Today's cars can make it through one at a time. Fortunately it's not a heavily traveled road because the sightlines are very limited.
A sign on the towpath reads, "Directly under your feet is the Medina Culvert, built in 1823. It's located about 1 3/4 miles east of Medina and can be reached by the towpath or via Culvert Road. A culvert was chosen as more economical than a bridge because the canal crosses a valley here on a berm, and the surrounding land is some 20 feet lower than the canal."
Somewhere Between Culvert Road and Knowlesville -- There's a Moose?!?!?
It had to happen. Last time I checked with the New York State Department of Environmental Conservation there were no moose here.
However, plywood and black paint are widely available.
Total Hrs: 5.5
Avg. Speed: 8
Temp: 80 degrees
The lift bridge at Knowlesville is away from it all. There is a very small wall on the east side of the bridge. No power, water, or facilities.
The lift bridge operator travels between this bridge and Medina so there may be a wait while he drives from one to the other.
It's shaping up to be a perfect summer day!
Coordinate with the lift bridge operator prior to Eagle Harbor (or ask the Knowlesville/Medina op to call ahead) because the Eagle Harbor operator also travels to the two bridges at Albion.

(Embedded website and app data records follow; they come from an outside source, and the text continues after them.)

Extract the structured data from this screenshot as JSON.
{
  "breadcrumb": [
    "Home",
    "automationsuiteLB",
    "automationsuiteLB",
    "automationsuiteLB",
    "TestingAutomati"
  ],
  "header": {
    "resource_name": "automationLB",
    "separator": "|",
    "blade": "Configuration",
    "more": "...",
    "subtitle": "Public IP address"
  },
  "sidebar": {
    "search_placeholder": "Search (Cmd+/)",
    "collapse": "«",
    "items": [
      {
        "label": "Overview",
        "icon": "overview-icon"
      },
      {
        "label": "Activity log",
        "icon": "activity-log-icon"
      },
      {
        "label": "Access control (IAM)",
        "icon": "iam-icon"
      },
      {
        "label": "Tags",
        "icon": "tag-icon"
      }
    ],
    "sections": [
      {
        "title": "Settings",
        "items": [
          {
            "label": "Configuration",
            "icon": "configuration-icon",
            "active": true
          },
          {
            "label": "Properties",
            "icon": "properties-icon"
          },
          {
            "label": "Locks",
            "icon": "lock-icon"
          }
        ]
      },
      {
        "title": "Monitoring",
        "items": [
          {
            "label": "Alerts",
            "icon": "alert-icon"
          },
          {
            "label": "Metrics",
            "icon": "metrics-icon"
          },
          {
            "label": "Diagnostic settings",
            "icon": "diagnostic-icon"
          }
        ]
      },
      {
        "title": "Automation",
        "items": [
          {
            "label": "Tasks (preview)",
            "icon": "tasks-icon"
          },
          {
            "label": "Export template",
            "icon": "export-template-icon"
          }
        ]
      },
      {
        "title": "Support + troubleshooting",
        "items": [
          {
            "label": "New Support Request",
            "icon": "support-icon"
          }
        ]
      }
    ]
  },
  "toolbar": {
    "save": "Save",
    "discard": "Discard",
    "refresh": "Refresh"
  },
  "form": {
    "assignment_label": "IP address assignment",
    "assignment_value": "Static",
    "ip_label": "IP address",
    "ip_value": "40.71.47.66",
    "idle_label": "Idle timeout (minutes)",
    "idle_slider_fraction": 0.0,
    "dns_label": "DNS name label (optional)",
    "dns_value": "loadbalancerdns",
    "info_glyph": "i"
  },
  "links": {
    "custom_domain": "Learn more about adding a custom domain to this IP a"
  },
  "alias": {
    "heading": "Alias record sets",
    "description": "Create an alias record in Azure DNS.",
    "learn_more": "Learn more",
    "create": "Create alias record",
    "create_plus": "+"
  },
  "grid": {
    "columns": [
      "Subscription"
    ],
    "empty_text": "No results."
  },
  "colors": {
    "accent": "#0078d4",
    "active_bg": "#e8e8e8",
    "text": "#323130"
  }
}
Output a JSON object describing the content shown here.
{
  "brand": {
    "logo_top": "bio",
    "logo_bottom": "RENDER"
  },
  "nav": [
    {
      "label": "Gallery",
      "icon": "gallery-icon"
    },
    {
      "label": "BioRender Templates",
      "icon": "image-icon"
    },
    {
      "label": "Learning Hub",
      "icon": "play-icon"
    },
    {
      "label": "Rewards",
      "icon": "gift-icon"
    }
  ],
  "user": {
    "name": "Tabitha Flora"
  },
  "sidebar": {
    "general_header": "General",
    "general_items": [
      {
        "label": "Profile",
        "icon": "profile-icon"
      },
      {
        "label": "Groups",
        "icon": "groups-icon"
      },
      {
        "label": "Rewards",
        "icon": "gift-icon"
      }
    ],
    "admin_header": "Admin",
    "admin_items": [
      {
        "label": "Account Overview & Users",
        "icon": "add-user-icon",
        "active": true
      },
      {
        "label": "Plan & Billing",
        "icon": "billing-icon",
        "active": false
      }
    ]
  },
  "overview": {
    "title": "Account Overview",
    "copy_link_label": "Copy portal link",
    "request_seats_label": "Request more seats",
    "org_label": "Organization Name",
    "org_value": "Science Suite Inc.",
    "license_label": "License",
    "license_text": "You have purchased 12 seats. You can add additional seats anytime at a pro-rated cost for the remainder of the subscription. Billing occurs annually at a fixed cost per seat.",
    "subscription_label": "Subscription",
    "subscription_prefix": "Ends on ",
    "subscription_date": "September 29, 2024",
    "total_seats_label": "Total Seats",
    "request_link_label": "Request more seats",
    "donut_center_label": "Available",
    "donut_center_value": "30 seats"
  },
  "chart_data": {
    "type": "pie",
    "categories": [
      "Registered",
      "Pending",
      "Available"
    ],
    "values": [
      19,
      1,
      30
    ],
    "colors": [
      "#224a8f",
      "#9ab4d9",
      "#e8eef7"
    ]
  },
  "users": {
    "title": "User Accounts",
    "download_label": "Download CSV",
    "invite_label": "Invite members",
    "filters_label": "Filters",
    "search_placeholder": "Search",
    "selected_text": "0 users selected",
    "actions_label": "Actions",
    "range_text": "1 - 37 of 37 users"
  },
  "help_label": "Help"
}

There is a very short wall south and west of the bridge. No power, water, or facilities. It is a good stop for a doggie walk and a cold lunch, but not for us. Heck, we've only been moving for an hour!
Albion has two lift bridges. The Main Street bridge is east; Ingersoll is to the west. The bridge operator handles these and the Eagle Harbor bridge, so there may be a wait while (s)he drives from one to the next. There is definitely a wait between Main and Ingersoll, but it's usually no more than five minutes; Just enough time for the bridge operator to travel from one to the other.
Between the bridges is a wonderful little canal front with plenty of wall space, power and water. The facilities are inside the fire hall.